Return the records below character for character.

Data to use |
★ ★ ★ ★ ★

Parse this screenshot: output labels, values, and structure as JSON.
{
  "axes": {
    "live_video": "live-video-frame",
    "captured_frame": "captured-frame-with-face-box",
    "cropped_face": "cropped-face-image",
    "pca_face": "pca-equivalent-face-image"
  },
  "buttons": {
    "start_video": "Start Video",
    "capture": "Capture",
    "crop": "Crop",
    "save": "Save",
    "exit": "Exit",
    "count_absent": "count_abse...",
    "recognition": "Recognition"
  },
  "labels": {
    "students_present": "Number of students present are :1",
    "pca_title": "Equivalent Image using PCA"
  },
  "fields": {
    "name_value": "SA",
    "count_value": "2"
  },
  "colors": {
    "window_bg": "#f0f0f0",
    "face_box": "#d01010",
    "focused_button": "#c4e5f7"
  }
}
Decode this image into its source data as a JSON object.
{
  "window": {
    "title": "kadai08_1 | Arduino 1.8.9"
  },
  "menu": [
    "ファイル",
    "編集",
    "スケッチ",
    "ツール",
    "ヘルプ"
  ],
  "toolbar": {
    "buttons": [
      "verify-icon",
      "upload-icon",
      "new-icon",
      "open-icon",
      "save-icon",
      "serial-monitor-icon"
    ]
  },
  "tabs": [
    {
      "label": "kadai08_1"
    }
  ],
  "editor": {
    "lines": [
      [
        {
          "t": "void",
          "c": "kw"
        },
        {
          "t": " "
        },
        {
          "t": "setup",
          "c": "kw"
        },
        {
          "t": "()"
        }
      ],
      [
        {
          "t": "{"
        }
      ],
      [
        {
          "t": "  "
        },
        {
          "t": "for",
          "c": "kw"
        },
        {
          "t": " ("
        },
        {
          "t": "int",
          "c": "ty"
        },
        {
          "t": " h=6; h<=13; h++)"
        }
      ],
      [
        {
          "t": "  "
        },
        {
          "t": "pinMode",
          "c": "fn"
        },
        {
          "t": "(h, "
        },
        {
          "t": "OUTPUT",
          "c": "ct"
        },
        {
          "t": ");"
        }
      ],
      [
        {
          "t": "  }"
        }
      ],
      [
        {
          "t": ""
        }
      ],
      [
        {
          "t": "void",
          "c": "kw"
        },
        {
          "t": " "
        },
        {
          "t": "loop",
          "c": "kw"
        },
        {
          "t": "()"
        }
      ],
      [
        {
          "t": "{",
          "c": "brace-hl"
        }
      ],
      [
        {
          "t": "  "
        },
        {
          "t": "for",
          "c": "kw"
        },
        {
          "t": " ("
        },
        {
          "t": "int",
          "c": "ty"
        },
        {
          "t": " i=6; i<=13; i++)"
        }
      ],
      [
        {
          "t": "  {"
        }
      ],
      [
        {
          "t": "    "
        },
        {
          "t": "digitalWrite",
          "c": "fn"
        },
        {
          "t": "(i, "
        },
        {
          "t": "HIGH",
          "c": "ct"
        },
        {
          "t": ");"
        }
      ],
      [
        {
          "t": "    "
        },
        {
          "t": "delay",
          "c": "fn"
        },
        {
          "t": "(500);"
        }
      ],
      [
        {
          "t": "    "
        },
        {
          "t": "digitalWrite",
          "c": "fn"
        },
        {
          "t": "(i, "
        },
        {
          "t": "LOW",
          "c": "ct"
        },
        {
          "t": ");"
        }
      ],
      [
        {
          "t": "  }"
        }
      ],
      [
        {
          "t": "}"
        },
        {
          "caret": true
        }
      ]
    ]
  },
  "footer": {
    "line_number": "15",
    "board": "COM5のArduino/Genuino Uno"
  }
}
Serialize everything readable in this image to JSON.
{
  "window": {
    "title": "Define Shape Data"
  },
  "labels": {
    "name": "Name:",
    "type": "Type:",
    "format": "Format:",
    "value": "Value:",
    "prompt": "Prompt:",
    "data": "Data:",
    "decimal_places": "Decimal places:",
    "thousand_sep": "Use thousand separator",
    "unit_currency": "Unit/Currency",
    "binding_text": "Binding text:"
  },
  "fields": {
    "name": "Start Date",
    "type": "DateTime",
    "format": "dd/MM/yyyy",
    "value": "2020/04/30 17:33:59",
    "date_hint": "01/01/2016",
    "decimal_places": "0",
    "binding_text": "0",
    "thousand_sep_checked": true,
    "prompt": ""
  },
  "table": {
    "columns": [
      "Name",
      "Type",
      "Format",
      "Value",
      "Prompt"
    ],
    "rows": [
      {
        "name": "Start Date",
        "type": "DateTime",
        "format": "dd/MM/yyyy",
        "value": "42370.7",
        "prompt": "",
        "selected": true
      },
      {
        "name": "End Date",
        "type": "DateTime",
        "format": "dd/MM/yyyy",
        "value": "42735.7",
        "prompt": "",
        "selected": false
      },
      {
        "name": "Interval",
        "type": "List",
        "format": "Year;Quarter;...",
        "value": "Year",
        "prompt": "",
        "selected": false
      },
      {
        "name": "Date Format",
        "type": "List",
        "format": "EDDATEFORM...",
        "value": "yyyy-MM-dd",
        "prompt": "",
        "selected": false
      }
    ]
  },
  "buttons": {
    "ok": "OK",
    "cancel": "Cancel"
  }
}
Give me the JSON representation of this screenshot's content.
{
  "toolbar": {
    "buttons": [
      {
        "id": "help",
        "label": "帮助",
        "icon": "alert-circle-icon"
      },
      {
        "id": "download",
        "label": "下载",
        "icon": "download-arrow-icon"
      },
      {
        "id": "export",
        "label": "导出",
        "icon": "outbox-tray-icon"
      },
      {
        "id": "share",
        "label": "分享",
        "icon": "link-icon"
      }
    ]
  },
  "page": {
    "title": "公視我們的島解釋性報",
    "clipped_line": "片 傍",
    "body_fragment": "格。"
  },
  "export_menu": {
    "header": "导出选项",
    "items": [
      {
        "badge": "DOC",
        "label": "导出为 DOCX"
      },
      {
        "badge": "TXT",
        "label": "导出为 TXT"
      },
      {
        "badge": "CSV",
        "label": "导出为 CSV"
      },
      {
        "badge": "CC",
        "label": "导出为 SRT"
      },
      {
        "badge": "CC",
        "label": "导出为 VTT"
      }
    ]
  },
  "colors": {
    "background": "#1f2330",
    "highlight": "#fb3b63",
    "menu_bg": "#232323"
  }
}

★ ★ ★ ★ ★

Response area |
Parse this screenshot: output labels, values, and structure as JSON.
{
  "axes": {
    "live_video": "live-video-frame",
    "captured_frame": "captured-frame-with-face-box",
    "cropped_face": "cropped-face-image",
    "pca_face": "pca-equivalent-face-image"
  },
  "buttons": {
    "start_video": "Start Video",
    "capture": "Capture",
    "crop": "Crop",
    "save": "Save",
    "exit": "Exit",
    "count_absent": "count_abse...",
    "recognition": "Recognition"
  },
  "labels": {
    "students_present": "Number of students present are :1",
    "pca_title": "Equivalent Image using PCA"
  },
  "fields": {
    "name_value": "SA",
    "count_value": "2"
  },
  "colors": {
    "window_bg": "#f0f0f0",
    "face_box": "#d01010",
    "focused_button": "#c4e5f7"
  }
}
Decode this image into its source data as a JSON object.
{
  "window": {
    "title": "kadai08_1 | Arduino 1.8.9"
  },
  "menu": [
    "ファイル",
    "編集",
    "スケッチ",
    "ツール",
    "ヘルプ"
  ],
  "toolbar": {
    "buttons": [
      "verify-icon",
      "upload-icon",
      "new-icon",
      "open-icon",
      "save-icon",
      "serial-monitor-icon"
    ]
  },
  "tabs": [
    {
      "label": "kadai08_1"
    }
  ],
  "editor": {
    "lines": [
      [
        {
          "t": "void",
          "c": "kw"
        },
        {
          "t": " "
        },
        {
          "t": "setup",
          "c": "kw"
        },
        {
          "t": "()"
        }
      ],
      [
        {
          "t": "{"
        }
      ],
      [
        {
          "t": "  "
        },
        {
          "t": "for",
          "c": "kw"
        },
        {
          "t": " ("
        },
        {
          "t": "int",
          "c": "ty"
        },
        {
          "t": " h=6; h<=13; h++)"
        }
      ],
      [
        {
          "t": "  "
        },
        {
          "t": "pinMode",
          "c": "fn"
        },
        {
          "t": "(h, "
        },
        {
          "t": "OUTPUT",
          "c": "ct"
        },
        {
          "t": ");"
        }
      ],
      [
        {
          "t": "  }"
        }
      ],
      [
        {
          "t": ""
        }
      ],
      [
        {
          "t": "void",
          "c": "kw"
        },
        {
          "t": " "
        },
        {
          "t": "loop",
          "c": "kw"
        },
        {
          "t": "()"
        }
      ],
      [
        {
          "t": "{",
          "c": "brace-hl"
        }
      ],
      [
        {
          "t": "  "
        },
        {
          "t": "for",
          "c": "kw"
        },
        {
          "t": " ("
        },
        {
          "t": "int",
          "c": "ty"
        },
        {
          "t": " i=6; i<=13; i++)"
        }
      ],
      [
        {
          "t": "  {"
        }
      ],
      [
        {
          "t": "    "
        },
        {
          "t": "digitalWrite",
          "c": "fn"
        },
        {
          "t": "(i, "
        },
        {
          "t": "HIGH",
          "c": "ct"
        },
        {
          "t": ");"
        }
      ],
      [
        {
          "t": "    "
        },
        {
          "t": "delay",
          "c": "fn"
        },
        {
          "t": "(500);"
        }
      ],
      [
        {
          "t": "    "
        },
        {
          "t": "digitalWrite",
          "c": "fn"
        },
        {
          "t": "(i, "
        },
        {
          "t": "LOW",
          "c": "ct"
        },
        {
          "t": ");"
        }
      ],
      [
        {
          "t": "  }"
        }
      ],
      [
        {
          "t": "}"
        },
        {
          "caret": true
        }
      ]
    ]
  },
  "footer": {
    "line_number": "15",
    "board": "COM5のArduino/Genuino Uno"
  }
}
Serialize everything readable in this image to JSON.
{
  "window": {
    "title": "Define Shape Data"
  },
  "labels": {
    "name": "Name:",
    "type": "Type:",
    "format": "Format:",
    "value": "Value:",
    "prompt": "Prompt:",
    "data": "Data:",
    "decimal_places": "Decimal places:",
    "thousand_sep": "Use thousand separator",
    "unit_currency": "Unit/Currency",
    "binding_text": "Binding text:"
  },
  "fields": {
    "name": "Start Date",
    "type": "DateTime",
    "format": "dd/MM/yyyy",
    "value": "2020/04/30 17:33:59",
    "date_hint": "01/01/2016",
    "decimal_places": "0",
    "binding_text": "0",
    "thousand_sep_checked": true,
    "prompt": ""
  },
  "table": {
    "columns": [
      "Name",
      "Type",
      "Format",
      "Value",
      "Prompt"
    ],
    "rows": [
      {
        "name": "Start Date",
        "type": "DateTime",
        "format": "dd/MM/yyyy",
        "value": "42370.7",
        "prompt": "",
        "selected": true
      },
      {
        "name": "End Date",
        "type": "DateTime",
        "format": "dd/MM/yyyy",
        "value": "42735.7",
        "prompt": "",
        "selected": false
      },
      {
        "name": "Interval",
        "type": "List",
        "format": "Year;Quarter;...",
        "value": "Year",
        "prompt": "",
        "selected": false
      },
      {
        "name": "Date Format",
        "type": "List",
        "format": "EDDATEFORM...",
        "value": "yyyy-MM-dd",
        "prompt": "",
        "selected": false
      }
    ]
  },
  "buttons": {
    "ok": "OK",
    "cancel": "Cancel"
  }
}
Give me the JSON representation of this screenshot's content.
{
  "toolbar": {
    "buttons": [
      {
        "id": "help",
        "label": "帮助",
        "icon": "alert-circle-icon"
      },
      {
        "id": "download",
        "label": "下载",
        "icon": "download-arrow-icon"
      },
      {
        "id": "export",
        "label": "导出",
        "icon": "outbox-tray-icon"
      },
      {
        "id": "share",
        "label": "分享",
        "icon": "link-icon"
      }
    ]
  },
  "page": {
    "title": "公視我們的島解釋性報",
    "clipped_line": "片 傍",
    "body_fragment": "格。"
  },
  "export_menu": {
    "header": "导出选项",
    "items": [
      {
        "badge": "DOC",
        "label": "导出为 DOCX"
      },
      {
        "badge": "TXT",
        "label": "导出为 TXT"
      },
      {
        "badge": "CSV",
        "label": "导出为 CSV"
      },
      {
        "badge": "CC",
        "label": "导出为 SRT"
      },
      {
        "badge": "CC",
        "label": "导出为 VTT"
      }
    ]
  },
  "colors": {
    "background": "#1f2330",
    "highlight": "#fb3b63",
    "menu_bg": "#232323"
  }
}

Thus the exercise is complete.